OTTAWA – Federal officials are working out the kinks in a government plan to tie housing assistance to the person who needs help, not the place where they are living.
Benefits have traditionally been tied to a housing unit through rent-geared-to-income plans or rent supplements, meaning they can’t accompany a person who moves, such as women fleeing domestic violence.
Officials with the Canada Mortgage and Housing Corp. are working with provinces and territories on how to deliver the supplement without driving prices higher in markets where affordable housing is in short supply, said Evan Siddall, the corporation’s president and CEO.
Siddall’s comments suggest the supplement will be part of the national housing strategy set to be released this fall, something government officials have privately indicated for weeks. But there are complications with the supplement that must be ironed out before it can be rolled out, much like the strategy itself.
The housing strategy is facing demands and unique needs from housing advocates and providers, as well as local, provincial and territorial governments. There are also demands to ensure accessibility and greenhouse gas emission reductions are part of the plan.
The Liberal government’s second budget dedicated $11.2 billion over the next decade on the housing strategy, billed as a plan to ensure everyone in the country can find housing that is affordable and meets their needs.
The money is supposed to build 80,000 new affordable housing units, lift or prevent 500,000 Canadians from becoming homeless, and halve the number of hardest-to-help homeless who find themselves repeatedly on the street.
The corporation will receive $5 billion of that money to stimulate private-sector investments and hopefully create an extra $10.9 billion in funding over 11 years for new affordable housing investments.
The first test of that idea took place this year when the CMHC offered the first $600 million or so from a $2.7 billion, five-year commitment in the 2016 budget towards rental housing, including low-cost loans at the earliest and riskiest phases of development.
The program was over-subscribed by a factor of five, Siddall said in a wide-ranging interview with The Canadian Press.
“There’s demand,” he said. “Now, as (interest) rates go up, the economics change just a bit so we’ll see how that all plays out.”
From Siddall’s perch, increasing the supply of affordable housing can help alleviate poverty and promote “inclusiveness” by seeing housing as a vehicle to support other objectives like improved health outcomes.
Siddall said the housing strategy will place a heavy focus on increasing supply — construction of new units and renovations to existing stock.
In “supply-constrained” places like Toronto and Vancouver, high demand pushes up ownership and rental costs, further straining low-income households. That makes it critical that the portable housing benefit not push prices higher, Siddall said.
“If we’re just stoking demand and we’re just supporting demand in an uncontrolled way, that money just basically leaks into higher rents and that doesn’t help anybody,” he said.
“If we say that money can only be spent on this particular area … or with a rent of no higher than ‘X,’ then it can work.”
CMHC officials say markets with greater supply can absorb the increase demand from a portable supplement without driving prices higher.
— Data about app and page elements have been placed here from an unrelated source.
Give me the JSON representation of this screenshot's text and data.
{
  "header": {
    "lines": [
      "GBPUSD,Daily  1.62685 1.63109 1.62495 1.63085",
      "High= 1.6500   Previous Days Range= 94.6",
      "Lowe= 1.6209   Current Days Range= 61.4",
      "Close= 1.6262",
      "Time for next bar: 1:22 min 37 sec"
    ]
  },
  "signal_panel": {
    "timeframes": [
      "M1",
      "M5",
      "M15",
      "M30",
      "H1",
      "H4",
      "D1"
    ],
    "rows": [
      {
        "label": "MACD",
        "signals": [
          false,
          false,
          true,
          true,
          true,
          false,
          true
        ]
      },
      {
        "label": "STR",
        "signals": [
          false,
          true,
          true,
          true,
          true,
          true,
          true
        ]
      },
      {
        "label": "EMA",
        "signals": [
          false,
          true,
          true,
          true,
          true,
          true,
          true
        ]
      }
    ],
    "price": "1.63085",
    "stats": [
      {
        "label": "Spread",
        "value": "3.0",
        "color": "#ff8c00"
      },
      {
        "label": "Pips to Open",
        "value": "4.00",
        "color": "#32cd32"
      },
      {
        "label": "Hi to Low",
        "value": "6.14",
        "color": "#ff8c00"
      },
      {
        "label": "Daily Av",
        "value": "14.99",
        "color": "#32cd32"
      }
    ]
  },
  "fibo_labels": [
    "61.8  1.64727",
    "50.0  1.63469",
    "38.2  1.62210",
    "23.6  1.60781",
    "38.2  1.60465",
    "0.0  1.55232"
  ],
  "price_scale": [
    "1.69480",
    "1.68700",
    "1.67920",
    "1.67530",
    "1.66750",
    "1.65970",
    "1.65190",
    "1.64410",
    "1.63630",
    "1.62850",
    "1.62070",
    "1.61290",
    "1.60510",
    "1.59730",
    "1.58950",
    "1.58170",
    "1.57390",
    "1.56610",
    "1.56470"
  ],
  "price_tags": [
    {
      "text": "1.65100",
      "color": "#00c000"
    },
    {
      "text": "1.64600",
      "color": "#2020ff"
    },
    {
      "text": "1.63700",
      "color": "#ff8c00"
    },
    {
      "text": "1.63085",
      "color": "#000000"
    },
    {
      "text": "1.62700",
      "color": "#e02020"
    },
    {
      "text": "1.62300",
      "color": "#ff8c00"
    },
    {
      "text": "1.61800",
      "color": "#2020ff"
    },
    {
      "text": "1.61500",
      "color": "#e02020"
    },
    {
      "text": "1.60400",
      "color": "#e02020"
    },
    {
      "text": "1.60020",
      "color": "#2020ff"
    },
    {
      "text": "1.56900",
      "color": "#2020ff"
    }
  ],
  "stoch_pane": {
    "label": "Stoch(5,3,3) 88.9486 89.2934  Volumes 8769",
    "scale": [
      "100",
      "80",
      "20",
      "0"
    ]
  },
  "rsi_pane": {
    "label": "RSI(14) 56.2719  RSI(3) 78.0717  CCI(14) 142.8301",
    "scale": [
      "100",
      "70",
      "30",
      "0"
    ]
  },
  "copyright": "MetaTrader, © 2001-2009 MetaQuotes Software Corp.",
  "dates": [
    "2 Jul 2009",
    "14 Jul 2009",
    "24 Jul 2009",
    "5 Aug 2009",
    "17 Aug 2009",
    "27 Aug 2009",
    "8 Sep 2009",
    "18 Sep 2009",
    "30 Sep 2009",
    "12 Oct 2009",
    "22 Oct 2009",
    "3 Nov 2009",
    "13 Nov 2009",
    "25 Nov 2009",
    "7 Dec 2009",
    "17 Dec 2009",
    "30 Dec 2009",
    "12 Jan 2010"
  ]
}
The same might not be the case in other markets, which is why Siddall said designing a portable supplement is tricky.
Wilfrid Laurier University researchers reported this year on Waterloo region’s experiment with 40 portable supplements to people experiencing persistent homelessness.
The results suggested that six months into the program, the benefits improved the ability of participants to stay housed, find what they perceived as higher quality housing, and improved their quality of life through more leisure time and less financial stress.
Courtney Pankratz, the lead author on the study, said interviews unearthed concerns about discrimination from landlords that subsided quickly once they were part of the program because they were guaranteed rent payments on time.
But a key to success is making the supplement permanent and not a limited-time offer.
“A lot of communities will say they’re already doing these programs, but the key difference is the permanent rent assistance,” she said.
“That is often lacking within these programs.”
— Follow @jpress on Twitter
Note to readers: This is a corrected story. An earlier version said researchers at the University of Waterloo were examining housing supplements in the region.